When fast food is getting boring or you need some real food in your diet, you'll turn to this pot roast time after time. In just a couple of steps, and in one pot, you'll be able to put the pot in the oven and walk away, letting the ingredients themselves do all the cooking for you.
4-5 pound chuck roast, well marbled
1 onion, quartered
3 carrots, cut in bite-sized pieces
salt and pepper
fresh rosemary and thyme
1. Preheat oven to 275 degrees.
2. Heat olive oil in large pot over medium-high heat. This is the same pot you're going to cook everything in, so make it a big one!
3. Brown the onions in the hot oil and remove. Brown the carrots and remove.
4. Add a little more oil if necessary. Generously coat the roast with salt and pepper. Brown all sides in the hot oil. Remove.
5. Deglaze the pan with broth, scraping up all the little brown bits, until simmering.
6. Add the roast, onion and carrots back into the broth. Add 3-4 springs each of rosemary and thyme. Add more broth, until the roast is about half covered.
7. Put the lid on the pot and place in the oven. Cook about an hour per pound, so plan on about 4-5 hours of cook time.
8. Allow the roast to rest for a few minutes before slicing. Actually, it will probably fall apart when you pull it out of the pot, which is a very, very good thing.
One of the characteristics of a woman who is leading a victorious Christian life is virtue. A virtuous woman is willing to conform to both moral and divine law, someone who glows with purity and goodness. Sounds like an overwhelming goal, doesn't it? Well, just like everything else in our lives, God has given us exactly what we need to triumph in the virtues He would have us attain.
"And now, my daughter, fear not; I will do to thee all that thou requirest: for all the city of my people doth know that thou art a virtuous woman" (Ruth 3:11).
Ruth was a poor widow, one who chose to leave her native Moab for her mother-in-law's home town of Bethlehem. She was given the choice to stay behind, but her relationship with Naomi was more important. Ruth was devoted to both her former family and the new family that would greet them (Ruth 4:15).
While she was forced to work in the fields to supply the household's needs, Ruth worked with diligence and stamina. In the second cha…
A local paper crafter told me a couple of weeks ago that she was loving the opportunity to make some bulletin boards. It was like making cards or scrapbook pages, just on a larger canvas. This had me thinking!
So when I was asked to put together a Christmas bulletin board at the church this weekend, I pulled out one of my favorite card templates and used it on that larger canvas. Wrapping paper, wired ribbon, card stock letters and glittered Christmas ornaments replaced my usual scrapbooking supplies.
Then I just had to come home and make a card with the same layout.
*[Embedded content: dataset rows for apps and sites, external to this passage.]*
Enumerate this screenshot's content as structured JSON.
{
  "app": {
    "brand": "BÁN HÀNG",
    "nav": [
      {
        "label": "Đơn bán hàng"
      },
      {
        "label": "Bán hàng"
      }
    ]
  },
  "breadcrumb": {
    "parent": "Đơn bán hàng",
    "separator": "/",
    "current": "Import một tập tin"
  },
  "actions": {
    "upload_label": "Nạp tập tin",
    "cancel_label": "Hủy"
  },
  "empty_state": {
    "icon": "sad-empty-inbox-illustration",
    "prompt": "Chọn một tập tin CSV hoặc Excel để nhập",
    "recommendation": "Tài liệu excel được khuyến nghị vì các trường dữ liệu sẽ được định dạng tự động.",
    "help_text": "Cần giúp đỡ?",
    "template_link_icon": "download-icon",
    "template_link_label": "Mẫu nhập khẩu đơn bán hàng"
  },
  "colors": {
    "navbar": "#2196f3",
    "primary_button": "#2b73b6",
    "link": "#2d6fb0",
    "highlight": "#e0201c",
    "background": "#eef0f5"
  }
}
I love this design and how versatile it is. I could use this exact same arrangement for Christmas or birthday photos on a scrapbook page.
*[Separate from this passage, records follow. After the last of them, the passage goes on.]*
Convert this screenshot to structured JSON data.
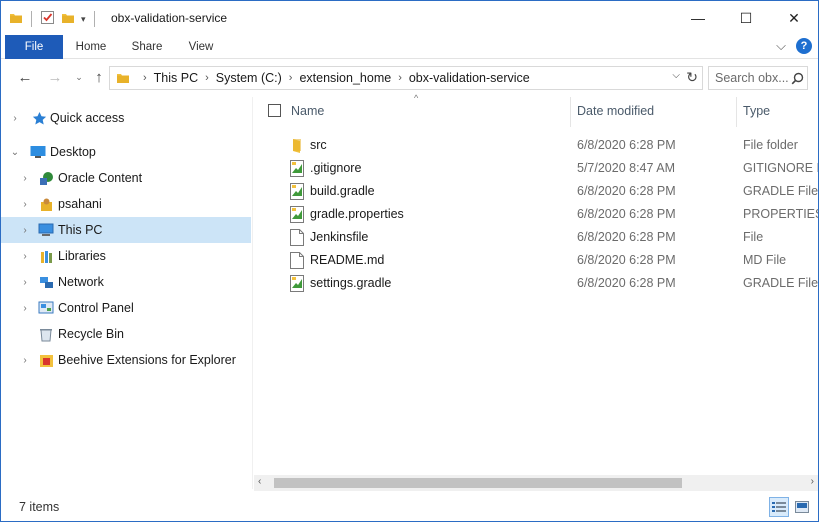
{
  "window": {
    "title": "obx-validation-service",
    "controls": {
      "minimize": "—",
      "maximize": "☐",
      "close": "✕"
    }
  },
  "ribbon": {
    "tabs": [
      "File",
      "Home",
      "Share",
      "View"
    ],
    "collapse_glyph": "⌵",
    "help_glyph": "?"
  },
  "address": {
    "back_glyph": "←",
    "forward_glyph": "→",
    "up_glyph": "↑",
    "crumbs": [
      "This PC",
      "System (C:)",
      "extension_home",
      "obx-validation-service"
    ],
    "separator": "›",
    "dropdown_glyph": "⌵",
    "refresh_glyph": "↻"
  },
  "search": {
    "placeholder": "Search obx...",
    "icon": "search-icon"
  },
  "nav_pane": {
    "items": [
      {
        "label": "Quick access",
        "icon": "star-icon",
        "chevron": "›",
        "selected": false
      },
      {
        "label": "Desktop",
        "icon": "desktop-icon",
        "chevron": "⌄",
        "selected": false
      },
      {
        "label": "Oracle Content",
        "icon": "oracle-content-icon",
        "chevron": "›",
        "selected": false
      },
      {
        "label": "psahani",
        "icon": "user-folder-icon",
        "chevron": "›",
        "selected": false
      },
      {
        "label": "This PC",
        "icon": "computer-icon",
        "chevron": "›",
        "selected": true
      },
      {
        "label": "Libraries",
        "icon": "libraries-icon",
        "chevron": "›",
        "selected": false
      },
      {
        "label": "Network",
        "icon": "network-icon",
        "chevron": "›",
        "selected": false
      },
      {
        "label": "Control Panel",
        "icon": "control-panel-icon",
        "chevron": "›",
        "selected": false
      },
      {
        "label": "Recycle Bin",
        "icon": "recycle-bin-icon",
        "chevron": "",
        "selected": false
      },
      {
        "label": "Beehive Extensions for Explorer",
        "icon": "beehive-icon",
        "chevron": "›",
        "selected": false
      }
    ]
  },
  "files": {
    "sort_glyph": "^",
    "columns": {
      "name": "Name",
      "date": "Date modified",
      "type": "Type"
    },
    "rows": [
      {
        "name": "src",
        "date": "6/8/2020 6:28 PM",
        "type": "File folder",
        "icon": "folder-icon"
      },
      {
        "name": ".gitignore",
        "date": "5/7/2020 8:47 AM",
        "type": "GITIGNORE Fi",
        "icon": "gradle-file-icon"
      },
      {
        "name": "build.gradle",
        "date": "6/8/2020 6:28 PM",
        "type": "GRADLE File",
        "icon": "gradle-file-icon"
      },
      {
        "name": "gradle.properties",
        "date": "6/8/2020 6:28 PM",
        "type": "PROPERTIES Fi",
        "icon": "gradle-file-icon"
      },
      {
        "name": "Jenkinsfile",
        "date": "6/8/2020 6:28 PM",
        "type": "File",
        "icon": "blank-file-icon"
      },
      {
        "name": "README.md",
        "date": "6/8/2020 6:28 PM",
        "type": "MD File",
        "icon": "blank-file-icon"
      },
      {
        "name": "settings.gradle",
        "date": "6/8/2020 6:28 PM",
        "type": "GRADLE File",
        "icon": "gradle-file-icon"
      }
    ]
  },
  "scrollbar": {
    "left_glyph": "‹",
    "right_glyph": "›"
  },
  "status": {
    "item_count": "7 items"
  },
  "colors": {
    "file_tab": "#1e5bb8",
    "selected": "#cce4f7",
    "folder": "#f2c13d",
    "gradle_green": "#3f9a3a"
  }
}
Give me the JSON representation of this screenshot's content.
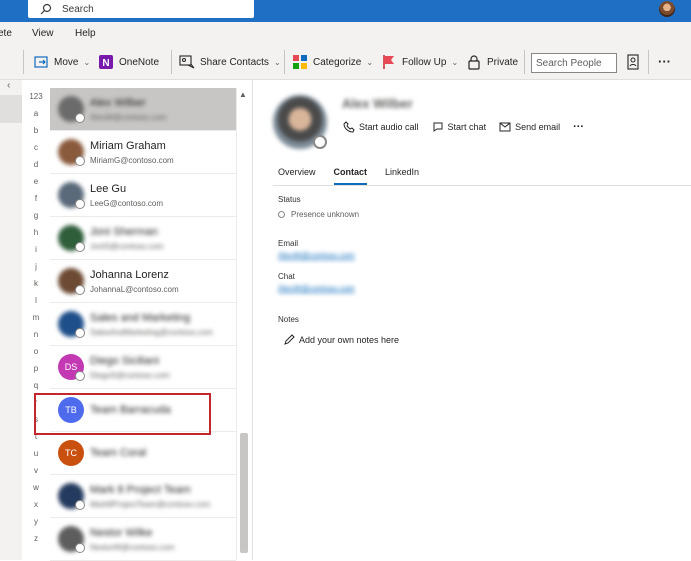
{
  "titlebar": {
    "search_placeholder": "Search"
  },
  "menubar": {
    "items": [
      "ete",
      "View",
      "Help"
    ]
  },
  "ribbon": {
    "move": "Move",
    "onenote": "OneNote",
    "share_contacts": "Share Contacts",
    "categorize": "Categorize",
    "follow_up": "Follow Up",
    "private": "Private",
    "search_people_placeholder": "Search People",
    "more": "···"
  },
  "index_letters": [
    "123",
    "a",
    "b",
    "c",
    "d",
    "e",
    "f",
    "g",
    "h",
    "i",
    "j",
    "k",
    "l",
    "m",
    "n",
    "o",
    "p",
    "q",
    "r",
    "s",
    "t",
    "u",
    "v",
    "w",
    "x",
    "y",
    "z"
  ],
  "contacts": [
    {
      "name": "Alex Wilber",
      "email": "AlexW@contoso.com",
      "initials": "",
      "color": "#6b6b6b",
      "selected": true,
      "blurred": true
    },
    {
      "name": "Miriam Graham",
      "email": "MiriamG@contoso.com",
      "initials": "",
      "color": "#8a5a3c",
      "selected": false,
      "blurred": false
    },
    {
      "name": "Lee Gu",
      "email": "LeeG@contoso.com",
      "initials": "",
      "color": "#5a6a7a",
      "selected": false,
      "blurred": false
    },
    {
      "name": "Joni Sherman",
      "email": "JoniS@contoso.com",
      "initials": "",
      "color": "#2f5e3b",
      "selected": false,
      "blurred": true
    },
    {
      "name": "Johanna Lorenz",
      "email": "JohannaL@contoso.com",
      "initials": "",
      "color": "#6d4a33",
      "selected": false,
      "blurred": false
    },
    {
      "name": "Sales and Marketing",
      "email": "SalesAndMarketing@contoso.com",
      "initials": "",
      "color": "#1e4f8a",
      "selected": false,
      "blurred": true
    },
    {
      "name": "Diego Siciliani",
      "email": "DiegoS@contoso.com",
      "initials": "DS",
      "color": "#c239b3",
      "selected": false,
      "blurred": true
    },
    {
      "name": "Team Barracuda",
      "email": "",
      "initials": "TB",
      "color": "#4f6bed",
      "selected": false,
      "blurred": true
    },
    {
      "name": "Team Coral",
      "email": "",
      "initials": "TC",
      "color": "#ca5010",
      "selected": false,
      "blurred": true
    },
    {
      "name": "Mark 8 Project Team",
      "email": "Mark8ProjectTeam@contoso.com",
      "initials": "",
      "color": "#243a5e",
      "selected": false,
      "blurred": true
    },
    {
      "name": "Nestor Wilke",
      "email": "NestorW@contoso.com",
      "initials": "",
      "color": "#5d5d5d",
      "selected": false,
      "blurred": true
    }
  ],
  "detail": {
    "name": "Alex Wilber",
    "actions": {
      "audio_call": "Start audio call",
      "chat": "Start chat",
      "email": "Send email",
      "more": "···"
    },
    "tabs": [
      "Overview",
      "Contact",
      "LinkedIn"
    ],
    "active_tab": "Contact",
    "status_label": "Status",
    "status_value": "Presence unknown",
    "email_label": "Email",
    "email_value": "AlexW@contoso.com",
    "chat_label": "Chat",
    "chat_value": "AlexW@contoso.com",
    "notes_label": "Notes",
    "notes_add": "Add your own notes here"
  },
  "colors": {
    "brand": "#1f6fc5",
    "highlight_box": "#c4262e",
    "link": "#0f6cbd"
  }
}
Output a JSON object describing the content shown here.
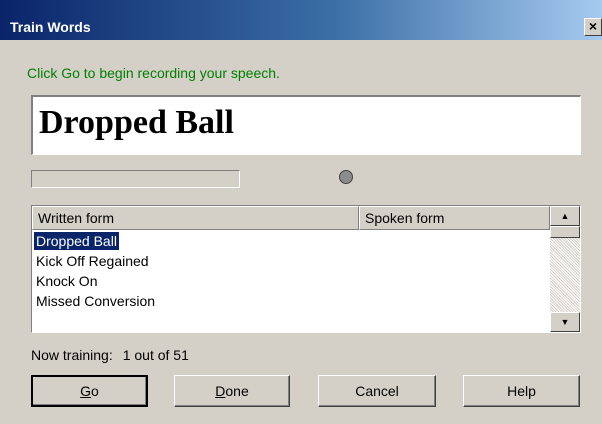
{
  "window": {
    "title": "Train Words",
    "close_glyph": "×"
  },
  "instruction": "Click Go to begin recording your speech.",
  "current_word": "Dropped Ball",
  "audio_level": 0.0,
  "list": {
    "columns": [
      "Written form",
      "Spoken form"
    ],
    "rows": [
      {
        "written": "Dropped Ball",
        "spoken": "",
        "selected": true
      },
      {
        "written": "Kick Off Regained",
        "spoken": "",
        "selected": false
      },
      {
        "written": "Knock On",
        "spoken": "",
        "selected": false
      },
      {
        "written": "Missed Conversion",
        "spoken": "",
        "selected": false
      }
    ],
    "scroll_up_glyph": "▲",
    "scroll_down_glyph": "▼"
  },
  "progress": {
    "label": "Now training:",
    "count_text": "1 out of 51"
  },
  "buttons": {
    "go": {
      "accel": "G",
      "rest": "o"
    },
    "done": {
      "accel": "D",
      "rest": "one"
    },
    "cancel": "Cancel",
    "help": "Help"
  },
  "colors": {
    "instruction_text": "#008000",
    "selection": "#0a246a"
  }
}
How creative can you get with the same layout, shape, template or design?
I attended a beautiful funeral this week for my elementary school music teacher. She was one of the first people, in addition to my family, that instilled the love of music in my heart. That passion for music changed my life.
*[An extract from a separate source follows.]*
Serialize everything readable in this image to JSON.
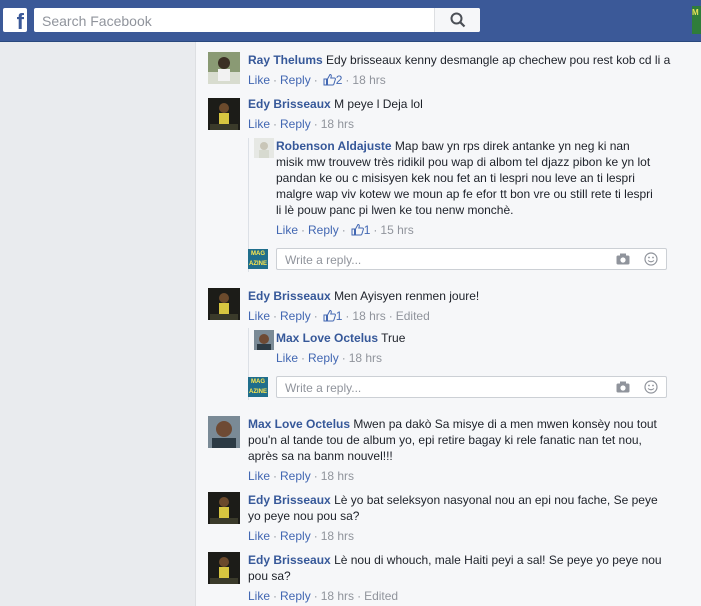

The funeral service was filled with people who knew her, loved her and treasured her love and wisdom. We were able to remember the good times we shared, deal with the heartache we carry and prepare our hearts and minds for a future without her until we meet in heaven one day.
In a society that now tries to distance itself from death as much as possible, the tradition of a funeral has been pushed aside. The most important thing to remember is that funerals are about the living, not the dead. There is nothing else that can be done for the deceased, but the living need a place to share their thoughts and feelings about the reality of death.
When someone you love dies, please remember these truths about the purpose of the funeral: